◆ WORK TASK
Using the listing below, report all lines holding the word "Output".

◆ DATA FOR ANALYSIS
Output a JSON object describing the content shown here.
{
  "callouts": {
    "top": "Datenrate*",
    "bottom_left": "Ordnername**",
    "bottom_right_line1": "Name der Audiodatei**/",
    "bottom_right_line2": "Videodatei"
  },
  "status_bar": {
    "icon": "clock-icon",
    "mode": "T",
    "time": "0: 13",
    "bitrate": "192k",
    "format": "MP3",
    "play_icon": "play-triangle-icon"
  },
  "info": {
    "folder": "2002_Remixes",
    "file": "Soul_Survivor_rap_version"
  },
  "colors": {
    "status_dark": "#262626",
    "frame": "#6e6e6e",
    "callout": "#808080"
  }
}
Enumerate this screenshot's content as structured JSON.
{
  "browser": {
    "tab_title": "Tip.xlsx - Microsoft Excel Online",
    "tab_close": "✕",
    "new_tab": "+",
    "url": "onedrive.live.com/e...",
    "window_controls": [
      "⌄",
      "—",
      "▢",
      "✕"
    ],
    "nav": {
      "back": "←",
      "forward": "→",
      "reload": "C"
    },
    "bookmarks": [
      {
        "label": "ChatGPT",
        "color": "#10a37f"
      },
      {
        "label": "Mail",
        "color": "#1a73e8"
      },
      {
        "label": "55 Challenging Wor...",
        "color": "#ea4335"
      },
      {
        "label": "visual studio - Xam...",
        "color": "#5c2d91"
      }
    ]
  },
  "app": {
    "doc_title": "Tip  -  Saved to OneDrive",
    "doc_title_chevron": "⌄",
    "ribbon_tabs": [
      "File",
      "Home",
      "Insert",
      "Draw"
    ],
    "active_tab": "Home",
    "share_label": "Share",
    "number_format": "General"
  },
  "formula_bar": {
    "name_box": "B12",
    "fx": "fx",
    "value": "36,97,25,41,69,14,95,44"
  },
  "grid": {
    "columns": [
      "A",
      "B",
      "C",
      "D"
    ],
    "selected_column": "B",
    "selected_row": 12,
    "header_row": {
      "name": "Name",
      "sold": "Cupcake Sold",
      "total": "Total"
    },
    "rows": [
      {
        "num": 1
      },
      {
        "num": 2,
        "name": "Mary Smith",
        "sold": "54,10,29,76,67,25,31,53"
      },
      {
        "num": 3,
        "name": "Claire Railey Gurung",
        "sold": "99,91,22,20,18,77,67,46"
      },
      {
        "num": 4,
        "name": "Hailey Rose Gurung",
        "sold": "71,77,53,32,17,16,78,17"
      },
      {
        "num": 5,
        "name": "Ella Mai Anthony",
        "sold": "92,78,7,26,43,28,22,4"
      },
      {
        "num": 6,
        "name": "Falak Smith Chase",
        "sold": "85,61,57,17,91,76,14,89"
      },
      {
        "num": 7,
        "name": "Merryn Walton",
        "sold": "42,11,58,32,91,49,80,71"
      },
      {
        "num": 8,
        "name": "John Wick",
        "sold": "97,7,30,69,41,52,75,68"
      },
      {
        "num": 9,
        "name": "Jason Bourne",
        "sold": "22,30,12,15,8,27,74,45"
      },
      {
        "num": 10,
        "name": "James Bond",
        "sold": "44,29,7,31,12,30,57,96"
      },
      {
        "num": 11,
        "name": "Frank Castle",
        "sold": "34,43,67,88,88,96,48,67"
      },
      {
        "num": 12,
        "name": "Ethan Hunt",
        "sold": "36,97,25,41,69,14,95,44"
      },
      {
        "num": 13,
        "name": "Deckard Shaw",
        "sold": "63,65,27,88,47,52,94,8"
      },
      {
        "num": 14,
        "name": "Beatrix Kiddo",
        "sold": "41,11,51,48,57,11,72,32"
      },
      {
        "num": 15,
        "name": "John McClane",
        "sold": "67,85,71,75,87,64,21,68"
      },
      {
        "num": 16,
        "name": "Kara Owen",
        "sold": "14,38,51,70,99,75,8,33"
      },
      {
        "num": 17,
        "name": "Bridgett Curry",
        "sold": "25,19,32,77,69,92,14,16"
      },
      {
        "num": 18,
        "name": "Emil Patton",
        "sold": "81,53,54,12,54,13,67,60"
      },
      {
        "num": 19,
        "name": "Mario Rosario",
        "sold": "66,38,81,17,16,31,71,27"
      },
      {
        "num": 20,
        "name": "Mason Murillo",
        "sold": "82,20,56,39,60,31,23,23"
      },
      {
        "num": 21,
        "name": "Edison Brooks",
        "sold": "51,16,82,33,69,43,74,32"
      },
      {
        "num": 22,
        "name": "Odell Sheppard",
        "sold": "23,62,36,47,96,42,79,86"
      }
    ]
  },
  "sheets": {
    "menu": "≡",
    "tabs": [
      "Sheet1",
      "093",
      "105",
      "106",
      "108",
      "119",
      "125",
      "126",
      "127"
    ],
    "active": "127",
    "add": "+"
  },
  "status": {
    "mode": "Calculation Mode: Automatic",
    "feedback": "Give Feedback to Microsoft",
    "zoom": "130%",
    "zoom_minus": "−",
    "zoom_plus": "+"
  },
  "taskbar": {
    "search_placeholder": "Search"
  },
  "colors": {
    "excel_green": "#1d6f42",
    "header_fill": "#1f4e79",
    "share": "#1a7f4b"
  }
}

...

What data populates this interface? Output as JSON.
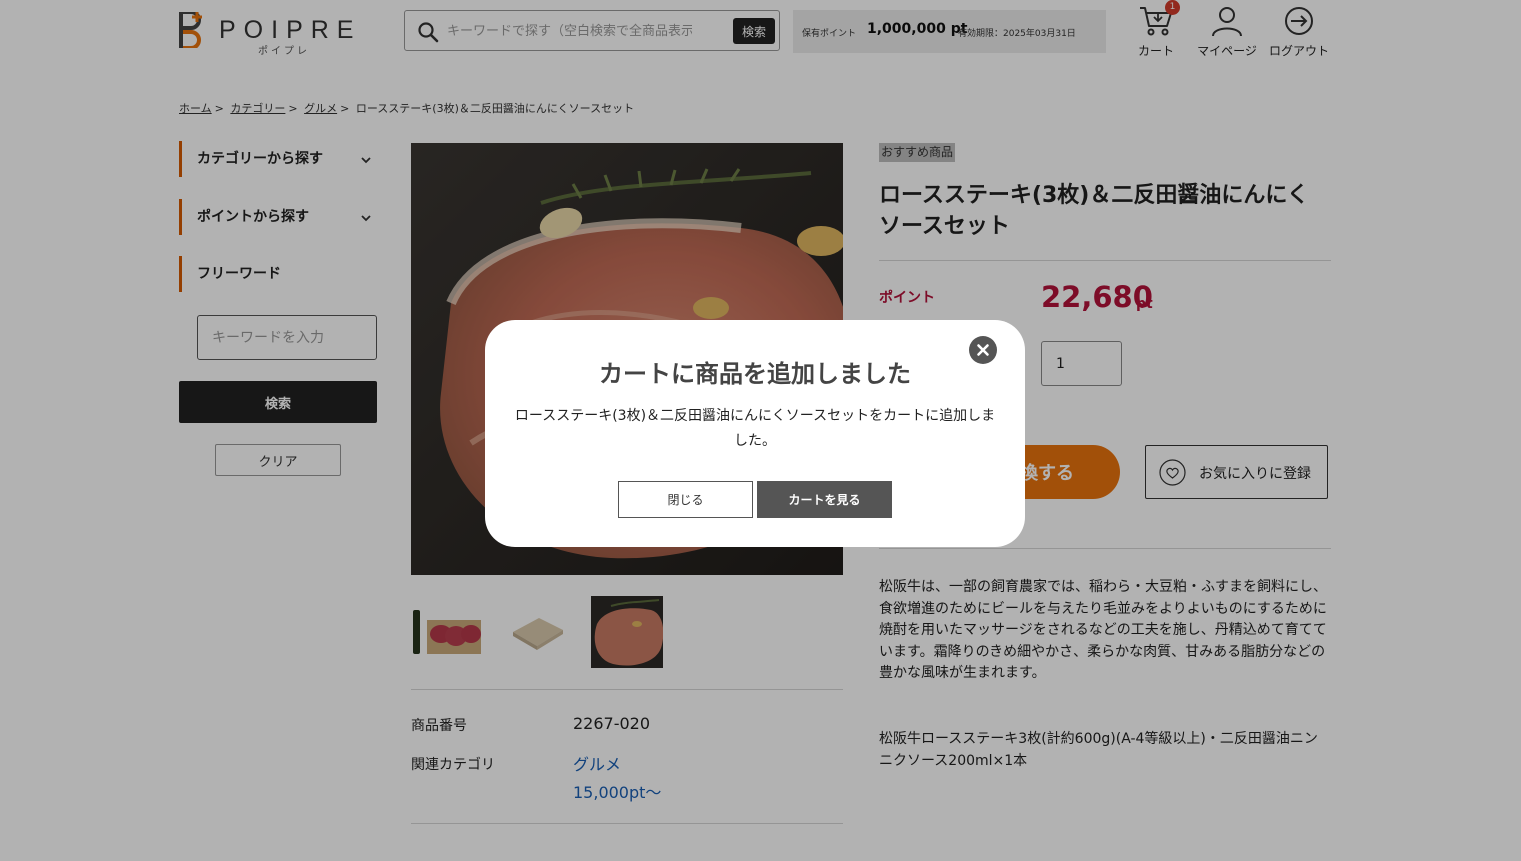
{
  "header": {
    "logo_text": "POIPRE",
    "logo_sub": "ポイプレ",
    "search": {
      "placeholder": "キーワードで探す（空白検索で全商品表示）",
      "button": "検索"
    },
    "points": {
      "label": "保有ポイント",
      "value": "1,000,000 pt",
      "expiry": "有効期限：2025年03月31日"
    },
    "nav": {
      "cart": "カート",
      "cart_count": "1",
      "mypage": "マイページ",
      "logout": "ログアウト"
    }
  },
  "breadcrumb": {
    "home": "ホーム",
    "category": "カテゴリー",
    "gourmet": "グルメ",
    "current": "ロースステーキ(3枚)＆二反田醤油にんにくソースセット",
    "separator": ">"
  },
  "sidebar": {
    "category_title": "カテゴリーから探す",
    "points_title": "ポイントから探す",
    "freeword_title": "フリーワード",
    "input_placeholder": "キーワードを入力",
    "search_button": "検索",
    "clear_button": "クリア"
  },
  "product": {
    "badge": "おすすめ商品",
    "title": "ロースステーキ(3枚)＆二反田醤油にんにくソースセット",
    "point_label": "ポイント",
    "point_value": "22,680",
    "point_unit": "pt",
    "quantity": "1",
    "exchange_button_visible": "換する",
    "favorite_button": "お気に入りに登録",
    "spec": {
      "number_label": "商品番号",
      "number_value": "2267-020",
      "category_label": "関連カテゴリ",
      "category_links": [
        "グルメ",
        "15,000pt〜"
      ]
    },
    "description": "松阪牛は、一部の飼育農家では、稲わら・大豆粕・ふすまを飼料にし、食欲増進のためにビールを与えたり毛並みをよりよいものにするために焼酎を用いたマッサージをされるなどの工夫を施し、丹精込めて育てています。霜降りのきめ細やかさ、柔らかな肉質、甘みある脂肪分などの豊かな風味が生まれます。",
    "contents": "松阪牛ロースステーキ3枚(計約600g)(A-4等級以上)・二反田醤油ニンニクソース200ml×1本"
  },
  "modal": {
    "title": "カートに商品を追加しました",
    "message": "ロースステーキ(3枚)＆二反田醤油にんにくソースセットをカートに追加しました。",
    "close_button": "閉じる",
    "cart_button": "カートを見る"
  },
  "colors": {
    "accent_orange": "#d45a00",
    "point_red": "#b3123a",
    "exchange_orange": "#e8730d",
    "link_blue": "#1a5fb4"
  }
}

◆ RESULT FOR THIS EXERCISE
Output a JSON object describing the content shown here.
What data populates this interface? Output as JSON.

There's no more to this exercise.